With regard to the post below, commenter rab wants to know: “If Matt’s intent is to ‘debunk’ a ‘myth’, maybe he should address some of the reasons why people think the Great Society programs were a failure first.”
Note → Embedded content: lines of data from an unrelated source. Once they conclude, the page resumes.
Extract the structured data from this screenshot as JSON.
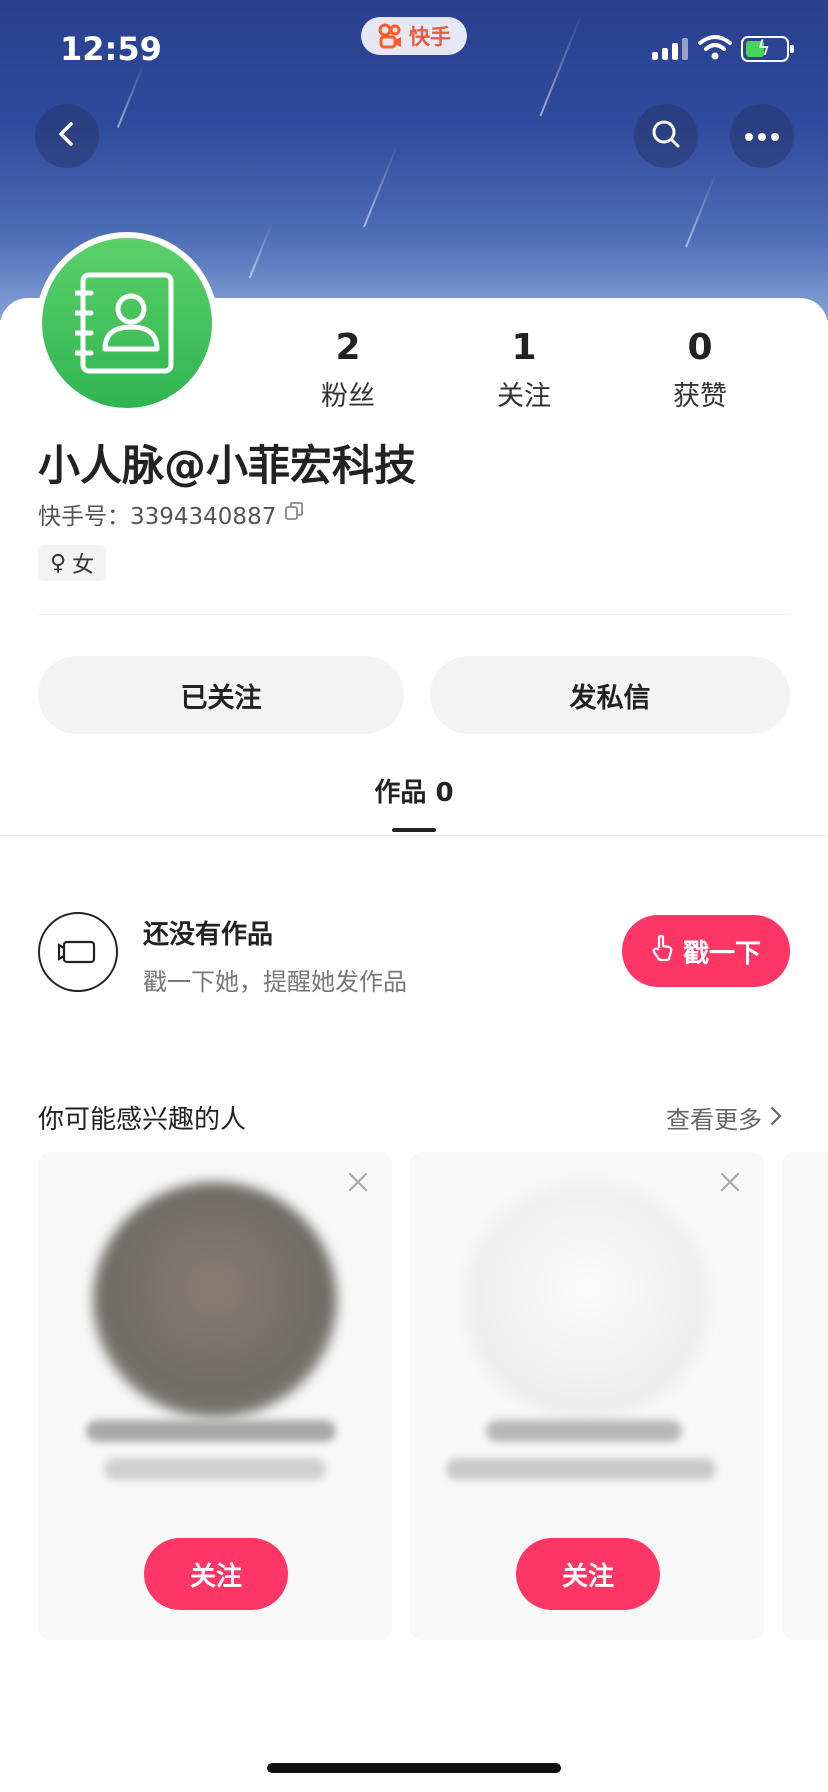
{
  "status_bar": {
    "time": "12:59",
    "app_name": "快手"
  },
  "header": {
    "back_icon": "back-arrow-icon",
    "search_icon": "search-icon",
    "more_icon": "more-dots-icon"
  },
  "profile": {
    "avatar_icon": "contacts-book-icon",
    "avatar_color": "#3fc25b",
    "stats": [
      {
        "num": "2",
        "label": "粉丝"
      },
      {
        "num": "1",
        "label": "关注"
      },
      {
        "num": "0",
        "label": "获赞"
      }
    ],
    "nickname": "小人脉@小菲宏科技",
    "kuaishou_id_label": "快手号：",
    "kuaishou_id": "3394340887",
    "gender_symbol": "♀",
    "gender": "女"
  },
  "actions": {
    "followed_label": "已关注",
    "message_label": "发私信"
  },
  "tabs": {
    "works_label": "作品",
    "works_count": "0"
  },
  "empty_state": {
    "title": "还没有作品",
    "subtitle": "戳一下她，提醒她发作品",
    "poke_label": "戳一下"
  },
  "recommend": {
    "title": "你可能感兴趣的人",
    "see_more": "查看更多",
    "cards": [
      {
        "follow_label": "关注"
      },
      {
        "follow_label": "关注"
      }
    ]
  },
  "colors": {
    "accent": "#fe3666",
    "header_blue": "#2f4b9d"
  }
}
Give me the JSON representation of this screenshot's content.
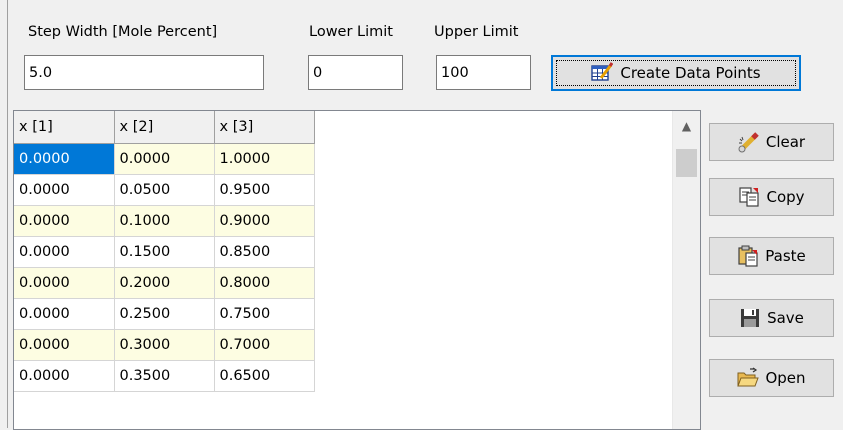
{
  "inputs": {
    "step_width": {
      "label": "Step Width [Mole Percent]",
      "value": "5.0"
    },
    "lower_limit": {
      "label": "Lower Limit",
      "value": "0"
    },
    "upper_limit": {
      "label": "Upper Limit",
      "value": "100"
    }
  },
  "create_button": {
    "label": "Create Data Points",
    "icon": "table-edit-icon"
  },
  "grid": {
    "columns": [
      "x [1]",
      "x [2]",
      "x [3]"
    ],
    "rows": [
      [
        "0.0000",
        "0.0000",
        "1.0000"
      ],
      [
        "0.0000",
        "0.0500",
        "0.9500"
      ],
      [
        "0.0000",
        "0.1000",
        "0.9000"
      ],
      [
        "0.0000",
        "0.1500",
        "0.8500"
      ],
      [
        "0.0000",
        "0.2000",
        "0.8000"
      ],
      [
        "0.0000",
        "0.2500",
        "0.7500"
      ],
      [
        "0.0000",
        "0.3000",
        "0.7000"
      ],
      [
        "0.0000",
        "0.3500",
        "0.6500"
      ]
    ],
    "selected_cell": "0.0000",
    "alt_row_color": "#fdfde2",
    "selection_color": "#0078d7"
  },
  "side_buttons": {
    "clear": {
      "label": "Clear",
      "icon": "eraser-icon"
    },
    "copy": {
      "label": "Copy",
      "icon": "copy-icon"
    },
    "paste": {
      "label": "Paste",
      "icon": "paste-icon"
    },
    "save": {
      "label": "Save",
      "icon": "floppy-disk-icon"
    },
    "open": {
      "label": "Open",
      "icon": "open-folder-icon"
    }
  }
}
Sure. I don’t think this is too difficult. There were tons of domestic policy shifts undertaken under the “Great Society” rubric. Taken as a whole, the package was extremely successful. But several Great Society initiatives were either poorly designed or else outright failures. At around the same time there were political backlashes against cultural liberalism and liberal approaches to things like crime and national security. As a result of those backlashes, conservatives moved into political ascendancy. One of several consequences of this is that the “Great Society” concept has come to be identified with the unpopular elements of the Johnson-era domestic agenda — AFDC, “maximum feasible participation,” etc. But the Great Society programs that made the biggest difference — notably Medicare, Medicaid, and Title I federal aid to education — remain so extremely popular that conservative politicians don’t dare mount frontal assaults on them.